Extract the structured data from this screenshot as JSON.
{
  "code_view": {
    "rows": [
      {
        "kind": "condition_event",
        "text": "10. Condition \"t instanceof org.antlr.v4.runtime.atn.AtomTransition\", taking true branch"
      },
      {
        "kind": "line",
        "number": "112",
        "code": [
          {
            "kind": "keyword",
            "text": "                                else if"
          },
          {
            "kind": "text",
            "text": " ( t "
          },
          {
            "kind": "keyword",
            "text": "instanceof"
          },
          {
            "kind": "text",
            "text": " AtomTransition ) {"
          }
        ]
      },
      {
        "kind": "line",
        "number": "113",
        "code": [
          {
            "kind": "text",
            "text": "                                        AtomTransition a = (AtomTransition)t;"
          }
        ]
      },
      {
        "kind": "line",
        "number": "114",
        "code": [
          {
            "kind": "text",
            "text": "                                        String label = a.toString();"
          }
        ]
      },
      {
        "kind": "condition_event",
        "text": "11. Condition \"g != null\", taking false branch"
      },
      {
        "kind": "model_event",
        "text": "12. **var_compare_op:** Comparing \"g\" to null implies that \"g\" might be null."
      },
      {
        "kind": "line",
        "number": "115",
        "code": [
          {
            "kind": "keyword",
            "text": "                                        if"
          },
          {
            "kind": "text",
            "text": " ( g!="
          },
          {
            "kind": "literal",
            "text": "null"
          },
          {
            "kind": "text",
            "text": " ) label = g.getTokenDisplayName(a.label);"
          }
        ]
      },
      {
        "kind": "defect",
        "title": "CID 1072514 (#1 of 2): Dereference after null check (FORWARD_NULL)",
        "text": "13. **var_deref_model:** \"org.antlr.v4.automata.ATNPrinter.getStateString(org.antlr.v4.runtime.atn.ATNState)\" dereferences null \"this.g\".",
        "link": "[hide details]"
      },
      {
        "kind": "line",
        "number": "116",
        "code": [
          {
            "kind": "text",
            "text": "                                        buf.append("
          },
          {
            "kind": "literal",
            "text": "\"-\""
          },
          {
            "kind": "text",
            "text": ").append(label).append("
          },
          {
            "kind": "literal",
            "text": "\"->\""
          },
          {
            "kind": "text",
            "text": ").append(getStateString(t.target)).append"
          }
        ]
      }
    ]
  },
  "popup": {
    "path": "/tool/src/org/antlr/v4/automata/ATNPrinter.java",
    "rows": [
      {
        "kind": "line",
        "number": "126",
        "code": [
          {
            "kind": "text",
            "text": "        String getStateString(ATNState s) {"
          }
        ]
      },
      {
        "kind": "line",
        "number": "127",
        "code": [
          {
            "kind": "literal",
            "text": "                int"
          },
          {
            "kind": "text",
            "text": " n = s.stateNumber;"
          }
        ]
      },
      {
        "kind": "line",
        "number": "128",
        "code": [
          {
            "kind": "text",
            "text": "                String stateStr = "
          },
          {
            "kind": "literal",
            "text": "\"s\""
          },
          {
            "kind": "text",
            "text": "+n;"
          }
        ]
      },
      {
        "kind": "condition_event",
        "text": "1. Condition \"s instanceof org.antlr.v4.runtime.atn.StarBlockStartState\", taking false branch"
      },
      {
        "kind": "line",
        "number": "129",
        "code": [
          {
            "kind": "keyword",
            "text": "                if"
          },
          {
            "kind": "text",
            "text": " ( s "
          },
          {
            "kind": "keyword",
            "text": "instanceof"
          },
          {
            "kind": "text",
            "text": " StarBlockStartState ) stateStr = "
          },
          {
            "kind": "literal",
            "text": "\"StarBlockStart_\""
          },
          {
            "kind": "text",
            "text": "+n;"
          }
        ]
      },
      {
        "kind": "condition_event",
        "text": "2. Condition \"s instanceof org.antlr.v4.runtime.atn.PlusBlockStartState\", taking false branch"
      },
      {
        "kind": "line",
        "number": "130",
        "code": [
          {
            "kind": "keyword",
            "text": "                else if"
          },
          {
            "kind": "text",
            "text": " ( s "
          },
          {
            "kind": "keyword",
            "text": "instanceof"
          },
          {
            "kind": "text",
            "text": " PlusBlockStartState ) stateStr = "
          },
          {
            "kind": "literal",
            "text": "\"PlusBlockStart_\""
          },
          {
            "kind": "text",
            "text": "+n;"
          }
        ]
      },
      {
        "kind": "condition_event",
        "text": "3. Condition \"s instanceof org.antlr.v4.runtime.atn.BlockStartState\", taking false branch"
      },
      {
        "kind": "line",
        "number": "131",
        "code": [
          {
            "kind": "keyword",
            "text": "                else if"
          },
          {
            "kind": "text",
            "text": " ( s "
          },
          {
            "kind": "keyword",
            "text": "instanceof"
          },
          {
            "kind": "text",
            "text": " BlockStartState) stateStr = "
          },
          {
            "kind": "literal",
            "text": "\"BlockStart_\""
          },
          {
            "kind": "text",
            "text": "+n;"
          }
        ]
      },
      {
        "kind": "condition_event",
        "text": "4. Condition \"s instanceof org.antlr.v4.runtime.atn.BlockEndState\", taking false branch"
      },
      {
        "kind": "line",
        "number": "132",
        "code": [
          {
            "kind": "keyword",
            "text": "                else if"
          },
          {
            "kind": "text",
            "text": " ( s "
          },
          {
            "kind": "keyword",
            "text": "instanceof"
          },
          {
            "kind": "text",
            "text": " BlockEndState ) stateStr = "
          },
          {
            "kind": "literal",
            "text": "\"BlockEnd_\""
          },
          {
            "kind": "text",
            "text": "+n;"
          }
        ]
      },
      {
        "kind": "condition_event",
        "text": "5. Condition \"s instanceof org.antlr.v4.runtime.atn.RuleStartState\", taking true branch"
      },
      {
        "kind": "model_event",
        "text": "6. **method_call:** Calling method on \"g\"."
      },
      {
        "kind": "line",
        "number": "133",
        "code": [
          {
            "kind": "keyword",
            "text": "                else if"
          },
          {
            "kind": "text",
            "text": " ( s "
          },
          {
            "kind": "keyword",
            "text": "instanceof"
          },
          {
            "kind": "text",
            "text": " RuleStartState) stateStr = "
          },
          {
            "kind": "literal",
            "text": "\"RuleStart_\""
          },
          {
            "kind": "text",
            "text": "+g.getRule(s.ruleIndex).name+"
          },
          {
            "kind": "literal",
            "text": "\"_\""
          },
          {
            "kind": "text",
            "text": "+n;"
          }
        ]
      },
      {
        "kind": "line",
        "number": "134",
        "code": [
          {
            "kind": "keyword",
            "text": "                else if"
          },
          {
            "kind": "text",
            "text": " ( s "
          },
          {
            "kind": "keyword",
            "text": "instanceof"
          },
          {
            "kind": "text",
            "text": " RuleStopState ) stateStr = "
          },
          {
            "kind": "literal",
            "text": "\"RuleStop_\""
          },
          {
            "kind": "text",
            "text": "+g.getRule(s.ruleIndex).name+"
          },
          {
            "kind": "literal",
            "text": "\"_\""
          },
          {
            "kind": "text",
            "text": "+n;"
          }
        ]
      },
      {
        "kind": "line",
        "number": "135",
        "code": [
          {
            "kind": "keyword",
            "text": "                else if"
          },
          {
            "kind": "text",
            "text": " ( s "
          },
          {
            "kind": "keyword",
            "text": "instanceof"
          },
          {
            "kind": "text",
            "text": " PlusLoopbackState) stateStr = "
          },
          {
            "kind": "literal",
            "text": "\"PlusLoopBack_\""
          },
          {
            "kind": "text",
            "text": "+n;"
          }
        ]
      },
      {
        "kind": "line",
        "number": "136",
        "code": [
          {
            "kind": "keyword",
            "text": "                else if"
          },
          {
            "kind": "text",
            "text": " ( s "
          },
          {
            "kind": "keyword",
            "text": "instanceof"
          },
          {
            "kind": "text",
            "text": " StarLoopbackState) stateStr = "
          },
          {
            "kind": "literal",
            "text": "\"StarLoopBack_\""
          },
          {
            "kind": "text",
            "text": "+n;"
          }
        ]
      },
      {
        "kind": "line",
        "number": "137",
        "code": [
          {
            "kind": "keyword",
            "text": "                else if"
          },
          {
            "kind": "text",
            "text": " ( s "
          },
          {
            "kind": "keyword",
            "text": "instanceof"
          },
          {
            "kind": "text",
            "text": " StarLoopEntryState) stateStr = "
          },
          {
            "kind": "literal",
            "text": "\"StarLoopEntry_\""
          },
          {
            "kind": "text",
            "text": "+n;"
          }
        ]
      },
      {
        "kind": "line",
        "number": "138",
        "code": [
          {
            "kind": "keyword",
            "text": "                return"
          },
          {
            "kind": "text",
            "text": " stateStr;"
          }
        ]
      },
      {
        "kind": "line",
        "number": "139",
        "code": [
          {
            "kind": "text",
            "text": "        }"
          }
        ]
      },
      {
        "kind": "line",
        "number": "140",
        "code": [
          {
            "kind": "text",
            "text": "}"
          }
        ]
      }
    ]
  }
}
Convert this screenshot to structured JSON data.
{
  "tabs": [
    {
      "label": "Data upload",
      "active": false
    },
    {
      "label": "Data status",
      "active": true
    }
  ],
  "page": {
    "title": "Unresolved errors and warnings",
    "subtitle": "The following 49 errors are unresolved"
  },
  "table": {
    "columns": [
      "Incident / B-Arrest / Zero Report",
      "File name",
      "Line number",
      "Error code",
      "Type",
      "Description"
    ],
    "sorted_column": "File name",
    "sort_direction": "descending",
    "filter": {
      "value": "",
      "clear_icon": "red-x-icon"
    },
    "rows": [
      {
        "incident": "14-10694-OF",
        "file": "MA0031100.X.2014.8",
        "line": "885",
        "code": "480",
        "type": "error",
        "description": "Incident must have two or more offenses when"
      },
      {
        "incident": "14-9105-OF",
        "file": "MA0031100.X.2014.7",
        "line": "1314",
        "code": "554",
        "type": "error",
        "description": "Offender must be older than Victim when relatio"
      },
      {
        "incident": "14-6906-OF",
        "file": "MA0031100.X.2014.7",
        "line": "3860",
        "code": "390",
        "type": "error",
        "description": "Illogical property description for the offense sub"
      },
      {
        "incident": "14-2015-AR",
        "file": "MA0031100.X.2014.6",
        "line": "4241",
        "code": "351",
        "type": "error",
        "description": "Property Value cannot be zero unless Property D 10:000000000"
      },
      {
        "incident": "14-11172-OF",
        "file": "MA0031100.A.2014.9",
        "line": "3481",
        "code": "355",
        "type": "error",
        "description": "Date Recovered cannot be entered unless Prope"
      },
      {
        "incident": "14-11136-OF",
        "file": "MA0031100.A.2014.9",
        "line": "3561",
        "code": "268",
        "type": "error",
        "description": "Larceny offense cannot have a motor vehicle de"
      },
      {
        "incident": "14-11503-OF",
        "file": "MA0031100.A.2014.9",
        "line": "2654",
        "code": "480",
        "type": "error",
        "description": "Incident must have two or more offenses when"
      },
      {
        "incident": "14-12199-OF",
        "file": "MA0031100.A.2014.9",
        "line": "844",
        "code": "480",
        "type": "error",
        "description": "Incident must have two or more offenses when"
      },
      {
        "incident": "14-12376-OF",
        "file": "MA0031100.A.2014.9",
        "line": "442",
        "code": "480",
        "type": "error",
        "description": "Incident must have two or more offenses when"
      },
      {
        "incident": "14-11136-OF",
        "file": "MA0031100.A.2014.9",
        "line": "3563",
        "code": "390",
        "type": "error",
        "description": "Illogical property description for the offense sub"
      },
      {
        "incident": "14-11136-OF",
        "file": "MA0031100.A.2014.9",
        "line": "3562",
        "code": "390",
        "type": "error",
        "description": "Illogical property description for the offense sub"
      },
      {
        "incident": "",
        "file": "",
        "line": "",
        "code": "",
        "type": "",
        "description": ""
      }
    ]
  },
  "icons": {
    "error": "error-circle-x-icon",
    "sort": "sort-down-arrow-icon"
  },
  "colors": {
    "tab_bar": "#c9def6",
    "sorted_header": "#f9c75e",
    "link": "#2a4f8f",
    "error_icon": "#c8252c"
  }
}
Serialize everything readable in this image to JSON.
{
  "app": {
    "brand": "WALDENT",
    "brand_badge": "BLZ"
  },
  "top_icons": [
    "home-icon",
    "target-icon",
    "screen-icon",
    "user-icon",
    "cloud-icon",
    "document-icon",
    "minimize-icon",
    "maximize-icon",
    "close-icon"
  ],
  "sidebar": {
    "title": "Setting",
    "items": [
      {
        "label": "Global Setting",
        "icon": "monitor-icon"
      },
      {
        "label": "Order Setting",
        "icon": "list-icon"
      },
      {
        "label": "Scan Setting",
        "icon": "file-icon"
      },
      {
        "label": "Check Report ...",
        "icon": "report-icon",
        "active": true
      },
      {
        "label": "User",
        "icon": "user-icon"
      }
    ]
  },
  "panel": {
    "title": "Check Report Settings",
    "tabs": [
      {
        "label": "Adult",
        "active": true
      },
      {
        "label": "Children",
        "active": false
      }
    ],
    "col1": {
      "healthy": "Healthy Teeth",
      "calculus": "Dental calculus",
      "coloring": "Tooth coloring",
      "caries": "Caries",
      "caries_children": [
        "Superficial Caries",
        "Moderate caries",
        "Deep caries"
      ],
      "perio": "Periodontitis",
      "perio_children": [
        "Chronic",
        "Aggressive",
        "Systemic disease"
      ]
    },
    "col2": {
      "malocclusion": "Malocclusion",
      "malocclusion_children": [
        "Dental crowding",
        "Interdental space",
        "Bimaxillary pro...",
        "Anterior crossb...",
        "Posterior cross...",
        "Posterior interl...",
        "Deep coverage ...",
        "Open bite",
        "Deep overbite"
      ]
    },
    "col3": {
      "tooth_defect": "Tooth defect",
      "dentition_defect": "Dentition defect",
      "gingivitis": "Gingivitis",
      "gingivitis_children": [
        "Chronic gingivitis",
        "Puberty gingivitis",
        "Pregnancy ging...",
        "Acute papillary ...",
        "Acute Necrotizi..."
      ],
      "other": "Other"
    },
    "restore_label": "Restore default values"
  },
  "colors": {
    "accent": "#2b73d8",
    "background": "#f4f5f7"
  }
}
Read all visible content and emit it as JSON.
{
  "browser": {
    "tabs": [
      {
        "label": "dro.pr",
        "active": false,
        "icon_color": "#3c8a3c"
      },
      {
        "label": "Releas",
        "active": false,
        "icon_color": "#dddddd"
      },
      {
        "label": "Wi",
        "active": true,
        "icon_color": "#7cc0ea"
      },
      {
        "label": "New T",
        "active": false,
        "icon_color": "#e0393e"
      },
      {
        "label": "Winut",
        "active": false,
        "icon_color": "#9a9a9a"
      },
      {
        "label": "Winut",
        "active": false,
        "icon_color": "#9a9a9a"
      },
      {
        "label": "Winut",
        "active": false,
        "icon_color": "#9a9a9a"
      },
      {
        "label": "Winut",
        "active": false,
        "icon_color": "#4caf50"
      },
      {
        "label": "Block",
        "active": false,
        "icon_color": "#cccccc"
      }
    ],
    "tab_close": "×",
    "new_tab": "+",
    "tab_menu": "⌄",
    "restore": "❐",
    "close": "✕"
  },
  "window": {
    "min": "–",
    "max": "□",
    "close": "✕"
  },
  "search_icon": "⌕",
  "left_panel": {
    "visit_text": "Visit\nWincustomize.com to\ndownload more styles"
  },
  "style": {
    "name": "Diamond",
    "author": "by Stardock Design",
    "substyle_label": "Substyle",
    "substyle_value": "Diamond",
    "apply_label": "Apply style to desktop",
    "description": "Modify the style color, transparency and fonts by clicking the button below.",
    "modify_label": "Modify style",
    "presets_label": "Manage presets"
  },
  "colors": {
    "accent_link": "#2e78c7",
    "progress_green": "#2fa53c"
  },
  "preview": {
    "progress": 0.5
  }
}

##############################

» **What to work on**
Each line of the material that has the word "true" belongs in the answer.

» **Your response**
        "text": "10. Condition \"t instanceof org.antlr.v4.runtime.atn.AtomTransition\", taking true branch"
        "text": "5. Condition \"s instanceof org.antlr.v4.runtime.atn.RuleStartState\", taking true branch"
      "active": true
        "active": true
        "active": true
        "active": true,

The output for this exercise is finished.